By Lewis Page • Get more from this author
Imprisoned US soldier Private Bradley Manning, who is charged with leaking huge amounts of classified data from military computer systems, is now under a much less severe confinement regime.
Manning's lawyer, David Coombs (a former Army judge and reserve Lieutenant-Colonel) reports in a recent blog post that his client's move from the US Marine jail at Quantico, Virginia (known as the "brig" in accordance with the Marines' nautical traditions) to the main US Army prison at Fort Leavenworth, Kansas, has resulted in a considerable improvement in quality of life.
At Quantico, Manning was held in solitary in his cell for 23 hours each day, had very limited access to reading material, was frequently awakened at night and compelled to strip before going to bed.
By contrast at Leavenworth he has a window giving natural light, a more comfortable cell with a desk, reading materials, pen and paper etc, and doesn't have his clothing taken away at night. He is confined to his cell for nine hours only at night, having access to a common area used by other pre-trial detainees for the rest of the day where there is a TV and an exercise treadmill. Manning and the other pre-trial inmates eat their meals in a cafeteria and get a two-hour outdoor exercise break. There is also access to a library and an indoor rec area.
Manning is also allowed to receive mail at Leavenworth: Coombs gives the address.
According to Coombs, the move to Leavenworth may have been motivated by intransigence on the part of Marine commanders at Quantico regarding their decisions to put Manning under maximum-security confinement and to deem him a personal-injury/suicide risk. These decisions together made his imprisonment in the brig much more arduous than it would otherwise have been.

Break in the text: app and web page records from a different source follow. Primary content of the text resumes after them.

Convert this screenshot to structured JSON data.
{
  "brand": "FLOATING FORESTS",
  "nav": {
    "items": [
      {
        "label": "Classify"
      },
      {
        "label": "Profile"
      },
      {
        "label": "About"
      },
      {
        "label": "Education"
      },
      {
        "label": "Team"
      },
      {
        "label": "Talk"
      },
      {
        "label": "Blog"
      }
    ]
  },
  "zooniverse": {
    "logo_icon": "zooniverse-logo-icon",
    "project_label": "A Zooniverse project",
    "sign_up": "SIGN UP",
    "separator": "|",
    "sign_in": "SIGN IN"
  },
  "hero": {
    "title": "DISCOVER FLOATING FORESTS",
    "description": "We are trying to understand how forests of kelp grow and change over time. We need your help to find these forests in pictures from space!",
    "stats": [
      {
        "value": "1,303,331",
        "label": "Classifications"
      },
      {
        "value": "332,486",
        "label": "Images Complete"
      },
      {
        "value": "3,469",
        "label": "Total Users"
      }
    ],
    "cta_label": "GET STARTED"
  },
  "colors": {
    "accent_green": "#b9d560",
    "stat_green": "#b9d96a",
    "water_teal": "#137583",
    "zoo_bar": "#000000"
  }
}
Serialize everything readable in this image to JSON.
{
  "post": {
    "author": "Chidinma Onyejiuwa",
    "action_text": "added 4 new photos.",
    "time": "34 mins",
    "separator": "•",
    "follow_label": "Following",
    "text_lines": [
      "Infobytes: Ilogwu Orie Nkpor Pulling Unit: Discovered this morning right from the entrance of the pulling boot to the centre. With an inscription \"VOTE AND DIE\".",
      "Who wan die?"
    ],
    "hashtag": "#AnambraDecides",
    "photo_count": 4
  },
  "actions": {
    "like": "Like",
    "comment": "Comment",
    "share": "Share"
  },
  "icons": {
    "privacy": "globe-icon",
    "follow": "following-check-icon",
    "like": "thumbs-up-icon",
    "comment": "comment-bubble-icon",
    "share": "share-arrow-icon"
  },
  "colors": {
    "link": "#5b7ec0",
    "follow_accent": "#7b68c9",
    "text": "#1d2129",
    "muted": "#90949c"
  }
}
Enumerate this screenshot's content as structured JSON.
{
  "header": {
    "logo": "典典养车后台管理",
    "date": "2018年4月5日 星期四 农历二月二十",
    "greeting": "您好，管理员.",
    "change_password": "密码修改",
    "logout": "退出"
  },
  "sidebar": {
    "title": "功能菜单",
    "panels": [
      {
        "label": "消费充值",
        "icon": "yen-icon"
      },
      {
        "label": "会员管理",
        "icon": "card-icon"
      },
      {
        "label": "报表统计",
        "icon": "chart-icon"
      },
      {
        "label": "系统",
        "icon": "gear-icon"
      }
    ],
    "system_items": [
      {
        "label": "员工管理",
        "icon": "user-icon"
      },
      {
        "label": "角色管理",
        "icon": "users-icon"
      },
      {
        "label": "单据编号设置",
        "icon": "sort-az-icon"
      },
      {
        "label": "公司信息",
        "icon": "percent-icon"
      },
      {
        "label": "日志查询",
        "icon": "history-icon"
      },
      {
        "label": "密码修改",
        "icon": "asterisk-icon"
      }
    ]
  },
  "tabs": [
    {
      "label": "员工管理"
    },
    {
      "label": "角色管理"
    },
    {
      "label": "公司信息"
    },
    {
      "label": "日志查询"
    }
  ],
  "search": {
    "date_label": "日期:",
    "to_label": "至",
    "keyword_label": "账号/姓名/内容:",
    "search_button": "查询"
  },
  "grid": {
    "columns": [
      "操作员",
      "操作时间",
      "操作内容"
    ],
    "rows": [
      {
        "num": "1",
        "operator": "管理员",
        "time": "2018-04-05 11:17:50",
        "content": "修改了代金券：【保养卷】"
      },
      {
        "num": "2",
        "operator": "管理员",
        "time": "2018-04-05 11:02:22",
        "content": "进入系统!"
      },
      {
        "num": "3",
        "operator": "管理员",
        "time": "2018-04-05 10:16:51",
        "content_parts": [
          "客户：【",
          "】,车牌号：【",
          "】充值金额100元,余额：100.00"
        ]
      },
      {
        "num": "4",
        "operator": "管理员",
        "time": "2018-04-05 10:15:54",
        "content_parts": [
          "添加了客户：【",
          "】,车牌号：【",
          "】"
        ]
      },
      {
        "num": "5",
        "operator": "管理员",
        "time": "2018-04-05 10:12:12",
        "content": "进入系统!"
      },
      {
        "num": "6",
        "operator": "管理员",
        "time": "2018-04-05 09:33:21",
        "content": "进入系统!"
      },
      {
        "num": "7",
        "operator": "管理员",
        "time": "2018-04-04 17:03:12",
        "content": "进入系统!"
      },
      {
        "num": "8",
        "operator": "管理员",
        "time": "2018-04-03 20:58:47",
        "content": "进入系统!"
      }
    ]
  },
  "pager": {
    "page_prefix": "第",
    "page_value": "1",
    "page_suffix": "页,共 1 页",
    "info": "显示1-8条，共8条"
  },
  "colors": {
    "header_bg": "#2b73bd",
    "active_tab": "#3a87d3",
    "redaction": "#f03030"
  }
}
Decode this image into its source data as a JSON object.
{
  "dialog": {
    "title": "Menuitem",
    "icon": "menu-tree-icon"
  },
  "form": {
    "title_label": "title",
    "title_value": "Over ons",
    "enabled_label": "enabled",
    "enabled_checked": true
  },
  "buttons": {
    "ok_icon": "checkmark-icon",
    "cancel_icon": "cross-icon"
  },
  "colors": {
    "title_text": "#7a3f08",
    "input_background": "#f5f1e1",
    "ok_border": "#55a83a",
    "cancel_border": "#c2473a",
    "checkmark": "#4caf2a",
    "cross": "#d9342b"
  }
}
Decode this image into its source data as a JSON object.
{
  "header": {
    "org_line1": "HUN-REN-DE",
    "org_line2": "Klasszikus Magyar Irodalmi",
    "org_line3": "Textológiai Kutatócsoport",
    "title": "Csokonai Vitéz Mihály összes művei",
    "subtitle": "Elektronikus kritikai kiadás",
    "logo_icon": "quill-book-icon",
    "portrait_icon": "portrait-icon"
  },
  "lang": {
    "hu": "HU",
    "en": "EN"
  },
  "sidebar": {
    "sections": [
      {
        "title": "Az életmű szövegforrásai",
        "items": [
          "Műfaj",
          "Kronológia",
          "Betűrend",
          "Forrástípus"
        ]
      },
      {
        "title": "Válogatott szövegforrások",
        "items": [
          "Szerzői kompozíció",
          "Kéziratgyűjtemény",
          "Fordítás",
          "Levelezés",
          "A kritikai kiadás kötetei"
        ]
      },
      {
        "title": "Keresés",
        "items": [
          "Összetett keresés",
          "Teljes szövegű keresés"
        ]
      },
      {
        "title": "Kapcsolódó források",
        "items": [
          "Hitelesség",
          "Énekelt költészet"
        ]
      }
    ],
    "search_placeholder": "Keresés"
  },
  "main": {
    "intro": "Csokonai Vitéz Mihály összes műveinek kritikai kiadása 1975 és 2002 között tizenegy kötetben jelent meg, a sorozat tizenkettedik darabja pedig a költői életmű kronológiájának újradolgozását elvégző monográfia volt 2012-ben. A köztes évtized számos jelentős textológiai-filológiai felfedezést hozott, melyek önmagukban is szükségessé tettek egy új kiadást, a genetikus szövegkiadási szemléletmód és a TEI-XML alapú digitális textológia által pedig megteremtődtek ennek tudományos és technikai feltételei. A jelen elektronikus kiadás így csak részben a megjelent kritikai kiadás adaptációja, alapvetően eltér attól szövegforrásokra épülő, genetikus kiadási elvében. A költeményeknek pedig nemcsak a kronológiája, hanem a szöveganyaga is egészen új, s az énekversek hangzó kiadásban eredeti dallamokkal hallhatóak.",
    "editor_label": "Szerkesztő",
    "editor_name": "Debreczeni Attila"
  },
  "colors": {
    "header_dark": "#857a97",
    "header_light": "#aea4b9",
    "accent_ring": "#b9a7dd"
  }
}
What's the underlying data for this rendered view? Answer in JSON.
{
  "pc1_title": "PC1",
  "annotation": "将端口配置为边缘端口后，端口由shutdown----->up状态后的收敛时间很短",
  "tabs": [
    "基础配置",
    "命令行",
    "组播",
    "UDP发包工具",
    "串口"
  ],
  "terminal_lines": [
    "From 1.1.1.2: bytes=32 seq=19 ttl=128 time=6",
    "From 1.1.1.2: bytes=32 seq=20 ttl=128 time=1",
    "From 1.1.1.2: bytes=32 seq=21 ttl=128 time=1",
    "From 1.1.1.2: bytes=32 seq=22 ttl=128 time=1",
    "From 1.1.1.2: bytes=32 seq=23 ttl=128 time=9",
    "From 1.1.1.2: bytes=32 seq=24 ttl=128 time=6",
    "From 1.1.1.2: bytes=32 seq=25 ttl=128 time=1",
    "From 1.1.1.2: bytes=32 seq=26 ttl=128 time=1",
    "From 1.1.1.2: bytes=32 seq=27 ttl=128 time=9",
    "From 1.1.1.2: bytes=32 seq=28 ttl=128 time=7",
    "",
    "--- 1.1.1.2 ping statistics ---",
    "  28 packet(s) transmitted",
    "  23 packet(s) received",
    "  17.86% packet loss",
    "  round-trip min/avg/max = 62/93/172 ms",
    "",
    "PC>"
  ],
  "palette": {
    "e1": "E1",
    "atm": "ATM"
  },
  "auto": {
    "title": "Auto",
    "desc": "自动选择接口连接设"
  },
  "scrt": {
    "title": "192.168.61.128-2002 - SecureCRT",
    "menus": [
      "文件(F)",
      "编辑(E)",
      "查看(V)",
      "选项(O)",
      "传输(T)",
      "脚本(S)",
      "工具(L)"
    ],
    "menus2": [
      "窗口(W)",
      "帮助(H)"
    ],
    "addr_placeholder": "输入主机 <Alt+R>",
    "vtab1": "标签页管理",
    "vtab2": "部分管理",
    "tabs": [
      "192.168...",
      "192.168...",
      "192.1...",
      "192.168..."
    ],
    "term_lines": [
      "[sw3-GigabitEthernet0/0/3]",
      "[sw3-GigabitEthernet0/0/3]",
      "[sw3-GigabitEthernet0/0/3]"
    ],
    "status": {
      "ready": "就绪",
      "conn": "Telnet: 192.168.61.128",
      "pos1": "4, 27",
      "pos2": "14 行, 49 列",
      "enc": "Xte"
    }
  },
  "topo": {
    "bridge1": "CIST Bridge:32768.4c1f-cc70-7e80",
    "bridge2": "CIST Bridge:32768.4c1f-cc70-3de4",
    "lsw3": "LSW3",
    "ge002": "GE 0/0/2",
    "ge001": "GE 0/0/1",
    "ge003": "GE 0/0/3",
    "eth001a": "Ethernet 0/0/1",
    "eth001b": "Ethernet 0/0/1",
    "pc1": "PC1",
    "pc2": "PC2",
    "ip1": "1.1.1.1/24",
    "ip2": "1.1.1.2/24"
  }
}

The defense recently received reliable reports of a private meeting ... involving high-level Quantico officials where it was ordered that PFC Manning would remain in maximum custody and under prevention of injury watch indefinitely ... When challenged by a Brig psychiatrist present at the meeting that there was no mental health justification for the decision, the senior Quantico official issuing the order responded, "We will do whatever we want to do".
Coombs says he was in the process of preparing a writ of habeas corpus seeking a court ruling that the Marines' confinement regime violated Manning's rights to due process. He planned to cite a previous case in which the Marine Corps had illegally used maximum-security custody as a form of punishment.
Coombs suggests that the move to Leavenworth was motivated by a desire to avoid this writ.
"The news of the move came as a surprise to the defense [but] the timing did not," he writes, adding that he intends "to pursue redress at the appropriate time for the flagrant violations of [Manning's] constitutional rights by the Quantico confinement facility".
It's widely believed that the files Manning is accused of leaking were passed to the WikiLeaks website – in fact that they have made up almost all the site's interesting material in recent times (Iraq and Afghan "war logs", secret diplomatic cable trove, Baghdad gunship vids). However it appears that US investigators are having difficulty establishing court-worthy proof of this – which would be necessary to make a case against WikiLeaks for espionage – and thus far no US legal moves have been made against WikiLeaks or its colourful chief Julian Assange.
At the moment Assange remains on bail in the UK facing extradition to Sweden, where prosecutors want to question him regarding accusations of sexual offences made by women there.
Copyright Lewis Page